    Geeks who rocked the world: Documentary looks back at origins of the computer-games industry

    The geeks who rocked the world

    A new documentary looks back at origins of the computer-games industry
    Belle & Sebastian interview: Stuart Murdoch reveals how the band is taking a new direction

    Belle & Sebastian is taking a new direction

    Twenty years ago, Belle & Sebastian was a fey indie band from Glasgow. It still is – except today, as prime mover Stuart Murdoch admits, it has a global cult following, from Hollywood to South Korea
    America: Land of the free, home of the political dynasty

    America: Land of the free, home of the political dynasty

    These days in the US things are pretty much stuck where they are, both in politics and society at large, says Rupert Cornwell
    A graphic history of US civil rights – in comic book form

    A graphic history of US civil rights – in comic book form

    A veteran of the Fifties campaigns is inspiring a new generation of activists
    Winston Churchill: the enigma of a British hero

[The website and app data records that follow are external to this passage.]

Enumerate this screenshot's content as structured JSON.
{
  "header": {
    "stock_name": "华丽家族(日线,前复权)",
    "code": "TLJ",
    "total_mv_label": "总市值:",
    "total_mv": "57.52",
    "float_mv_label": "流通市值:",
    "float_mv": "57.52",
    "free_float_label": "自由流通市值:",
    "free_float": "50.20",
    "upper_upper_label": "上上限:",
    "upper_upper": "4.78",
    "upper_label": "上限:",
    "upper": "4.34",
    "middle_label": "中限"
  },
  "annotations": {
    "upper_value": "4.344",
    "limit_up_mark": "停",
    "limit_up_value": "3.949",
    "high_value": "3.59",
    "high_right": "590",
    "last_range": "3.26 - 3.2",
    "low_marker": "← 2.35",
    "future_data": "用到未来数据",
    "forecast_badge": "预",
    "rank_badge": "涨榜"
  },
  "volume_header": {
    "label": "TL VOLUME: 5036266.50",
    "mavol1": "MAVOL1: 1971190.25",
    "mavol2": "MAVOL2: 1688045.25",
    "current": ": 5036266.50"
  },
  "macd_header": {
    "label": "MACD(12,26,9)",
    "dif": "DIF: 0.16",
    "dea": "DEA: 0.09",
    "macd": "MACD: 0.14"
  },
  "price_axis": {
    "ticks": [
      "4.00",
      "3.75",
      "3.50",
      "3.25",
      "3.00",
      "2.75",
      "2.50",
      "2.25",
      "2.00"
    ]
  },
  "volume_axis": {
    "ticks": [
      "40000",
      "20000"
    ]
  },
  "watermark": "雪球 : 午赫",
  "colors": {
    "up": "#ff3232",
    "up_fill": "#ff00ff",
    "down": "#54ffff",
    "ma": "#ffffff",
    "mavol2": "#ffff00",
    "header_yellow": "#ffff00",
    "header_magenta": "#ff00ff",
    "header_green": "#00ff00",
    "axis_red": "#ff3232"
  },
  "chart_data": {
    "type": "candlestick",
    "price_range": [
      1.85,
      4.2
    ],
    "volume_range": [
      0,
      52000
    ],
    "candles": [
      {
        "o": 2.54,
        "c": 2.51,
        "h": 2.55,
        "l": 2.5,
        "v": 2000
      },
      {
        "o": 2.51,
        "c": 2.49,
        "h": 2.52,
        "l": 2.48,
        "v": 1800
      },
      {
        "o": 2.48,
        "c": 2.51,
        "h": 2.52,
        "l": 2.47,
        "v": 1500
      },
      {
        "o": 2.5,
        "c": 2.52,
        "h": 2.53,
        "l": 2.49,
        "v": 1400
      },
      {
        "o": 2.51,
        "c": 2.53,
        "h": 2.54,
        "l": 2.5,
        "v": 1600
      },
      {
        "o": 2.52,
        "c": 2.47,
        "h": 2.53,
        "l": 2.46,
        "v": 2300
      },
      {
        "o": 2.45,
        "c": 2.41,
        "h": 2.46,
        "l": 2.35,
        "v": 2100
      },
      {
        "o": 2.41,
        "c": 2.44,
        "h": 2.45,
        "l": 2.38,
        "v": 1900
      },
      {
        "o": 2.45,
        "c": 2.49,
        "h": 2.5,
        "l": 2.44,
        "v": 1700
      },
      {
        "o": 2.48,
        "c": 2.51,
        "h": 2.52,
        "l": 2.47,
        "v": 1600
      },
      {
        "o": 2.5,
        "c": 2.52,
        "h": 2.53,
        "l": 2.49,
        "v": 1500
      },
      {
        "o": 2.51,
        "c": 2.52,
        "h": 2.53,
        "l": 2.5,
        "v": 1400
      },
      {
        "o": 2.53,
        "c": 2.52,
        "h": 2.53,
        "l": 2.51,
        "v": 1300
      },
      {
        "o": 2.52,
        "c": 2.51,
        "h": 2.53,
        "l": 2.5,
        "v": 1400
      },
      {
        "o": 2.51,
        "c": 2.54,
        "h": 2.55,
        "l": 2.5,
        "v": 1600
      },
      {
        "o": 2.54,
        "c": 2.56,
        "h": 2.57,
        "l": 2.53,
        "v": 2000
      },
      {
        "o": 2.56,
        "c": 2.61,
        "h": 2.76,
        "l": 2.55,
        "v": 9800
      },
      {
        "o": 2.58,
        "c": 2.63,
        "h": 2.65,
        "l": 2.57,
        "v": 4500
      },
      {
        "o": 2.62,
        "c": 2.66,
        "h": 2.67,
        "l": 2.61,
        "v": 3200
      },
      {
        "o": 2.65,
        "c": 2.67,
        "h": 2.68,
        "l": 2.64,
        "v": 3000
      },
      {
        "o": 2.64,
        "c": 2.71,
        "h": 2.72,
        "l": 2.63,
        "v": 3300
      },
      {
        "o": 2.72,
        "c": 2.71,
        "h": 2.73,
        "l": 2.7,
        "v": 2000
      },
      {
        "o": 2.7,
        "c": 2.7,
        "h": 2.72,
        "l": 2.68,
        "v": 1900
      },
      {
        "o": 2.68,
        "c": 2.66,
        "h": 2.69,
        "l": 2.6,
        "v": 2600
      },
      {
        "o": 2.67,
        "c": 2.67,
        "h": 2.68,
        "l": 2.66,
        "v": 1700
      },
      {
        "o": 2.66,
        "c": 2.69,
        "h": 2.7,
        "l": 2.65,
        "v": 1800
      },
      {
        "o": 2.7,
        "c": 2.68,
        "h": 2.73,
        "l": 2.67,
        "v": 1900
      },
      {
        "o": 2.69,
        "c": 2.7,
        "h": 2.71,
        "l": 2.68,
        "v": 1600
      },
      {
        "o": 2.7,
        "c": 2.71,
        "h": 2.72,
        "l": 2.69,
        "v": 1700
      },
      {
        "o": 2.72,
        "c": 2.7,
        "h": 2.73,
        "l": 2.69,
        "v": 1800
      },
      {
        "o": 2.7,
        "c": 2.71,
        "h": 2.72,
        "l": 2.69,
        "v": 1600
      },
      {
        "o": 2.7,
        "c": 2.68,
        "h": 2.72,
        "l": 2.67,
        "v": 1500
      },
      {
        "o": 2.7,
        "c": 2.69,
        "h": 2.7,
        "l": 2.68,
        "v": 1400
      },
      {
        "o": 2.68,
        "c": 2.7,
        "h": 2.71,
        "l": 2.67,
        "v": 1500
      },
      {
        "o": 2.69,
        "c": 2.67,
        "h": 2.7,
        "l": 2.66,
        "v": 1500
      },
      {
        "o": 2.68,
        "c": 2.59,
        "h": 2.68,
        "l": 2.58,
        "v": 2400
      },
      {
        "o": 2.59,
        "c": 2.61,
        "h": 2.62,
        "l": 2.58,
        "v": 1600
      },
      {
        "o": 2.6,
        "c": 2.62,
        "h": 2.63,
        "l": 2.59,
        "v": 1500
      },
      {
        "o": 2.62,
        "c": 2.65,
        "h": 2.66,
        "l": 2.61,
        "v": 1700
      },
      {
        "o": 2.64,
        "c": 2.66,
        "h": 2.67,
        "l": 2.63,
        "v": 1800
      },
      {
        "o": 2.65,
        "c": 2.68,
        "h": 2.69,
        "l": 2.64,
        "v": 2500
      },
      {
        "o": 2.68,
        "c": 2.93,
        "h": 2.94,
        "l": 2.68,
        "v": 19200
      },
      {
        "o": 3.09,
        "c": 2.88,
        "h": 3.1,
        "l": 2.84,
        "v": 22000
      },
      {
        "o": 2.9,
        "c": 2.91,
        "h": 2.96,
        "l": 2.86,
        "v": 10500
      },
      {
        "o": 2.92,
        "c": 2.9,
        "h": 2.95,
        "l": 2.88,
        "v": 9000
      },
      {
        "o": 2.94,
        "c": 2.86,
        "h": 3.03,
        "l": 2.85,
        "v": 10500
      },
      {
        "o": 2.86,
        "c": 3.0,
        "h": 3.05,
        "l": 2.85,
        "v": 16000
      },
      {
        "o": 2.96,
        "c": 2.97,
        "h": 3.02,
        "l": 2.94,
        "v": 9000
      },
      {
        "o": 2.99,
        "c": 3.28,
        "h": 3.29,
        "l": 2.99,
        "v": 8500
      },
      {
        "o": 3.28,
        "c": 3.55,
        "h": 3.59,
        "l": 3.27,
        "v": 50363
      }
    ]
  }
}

    Winston Churchill: the enigma of a British hero

    A C Benson called him 'a horrid little fellow', George Orwell would have shot him, but what a giant he seems now, says DJ Taylor
    Growing mussels: Precious freshwater shellfish are thriving in a unique green project

    Growing mussels

    Precious freshwater shellfish are thriving in a unique green project
    Diana Krall: The jazz singer on being friends with Elton John, outer space and skiing in Dubai

    Diana Krall interview

    The jazz singer on being friends with Elton John, outer space and skiing in Dubai
    Pinstriped for action: A glimpse of what the very rich man will be wearing this winter

    Pinstriped for action

    A glimpse of what the very rich man will be wearing this winter
    Russell T Davies & Ben Cook: 'Our friendship flourished online. You can share some very revelatory moments at four in the morning…'

    Russell T Davies & Ben Cook: How we met

    'Our friendship flourished online. You can share some very revelatory moments at four in the morning…'
    Bill Granger recipes: Our chef serves up his favourite Japanese dishes

    Bill Granger's Japanese recipes

    Stock up on mirin, soy and miso and you have the makings of everyday Japanese cuisine
    Michael Calvin: How we need more Eric Cantonas to knock some sense into us

    Michael Calvin's Last Word

    How we need more Eric Cantonas to knock some sense into us